Look through the lines below for the word "título", and copy every line that has it.
*** Opening ENTRIES PROVIDED ***
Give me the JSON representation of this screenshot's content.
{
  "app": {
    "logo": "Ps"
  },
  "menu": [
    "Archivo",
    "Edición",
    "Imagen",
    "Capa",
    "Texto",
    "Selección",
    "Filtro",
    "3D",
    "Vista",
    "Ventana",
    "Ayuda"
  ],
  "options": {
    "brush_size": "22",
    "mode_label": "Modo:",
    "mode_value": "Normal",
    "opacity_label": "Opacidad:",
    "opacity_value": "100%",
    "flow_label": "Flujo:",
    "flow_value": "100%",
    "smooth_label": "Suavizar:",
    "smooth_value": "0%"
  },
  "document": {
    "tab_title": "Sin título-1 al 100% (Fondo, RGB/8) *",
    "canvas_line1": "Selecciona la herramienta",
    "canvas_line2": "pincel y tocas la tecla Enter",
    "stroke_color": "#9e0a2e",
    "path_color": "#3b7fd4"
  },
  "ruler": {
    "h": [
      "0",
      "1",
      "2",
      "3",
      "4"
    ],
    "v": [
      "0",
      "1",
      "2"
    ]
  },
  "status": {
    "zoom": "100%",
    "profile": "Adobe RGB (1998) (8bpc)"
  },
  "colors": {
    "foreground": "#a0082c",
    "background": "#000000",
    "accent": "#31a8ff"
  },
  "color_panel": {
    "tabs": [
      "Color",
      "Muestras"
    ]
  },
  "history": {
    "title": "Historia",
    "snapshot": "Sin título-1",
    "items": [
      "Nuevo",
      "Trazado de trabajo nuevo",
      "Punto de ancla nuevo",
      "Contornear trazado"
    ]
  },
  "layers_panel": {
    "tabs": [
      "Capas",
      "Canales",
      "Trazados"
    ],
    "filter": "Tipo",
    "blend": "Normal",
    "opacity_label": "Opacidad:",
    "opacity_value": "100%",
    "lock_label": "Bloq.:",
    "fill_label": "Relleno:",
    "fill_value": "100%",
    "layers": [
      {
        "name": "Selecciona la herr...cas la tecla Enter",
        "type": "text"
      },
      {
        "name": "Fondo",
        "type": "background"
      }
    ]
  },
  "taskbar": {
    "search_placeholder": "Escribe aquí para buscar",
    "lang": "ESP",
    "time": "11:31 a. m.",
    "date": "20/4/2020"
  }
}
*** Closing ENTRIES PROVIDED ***
**WORKED SOLUTION**
    "tab_title": "Sin título-1 al 100% (Fondo, RGB/8) *",
    "snapshot": "Sin título-1",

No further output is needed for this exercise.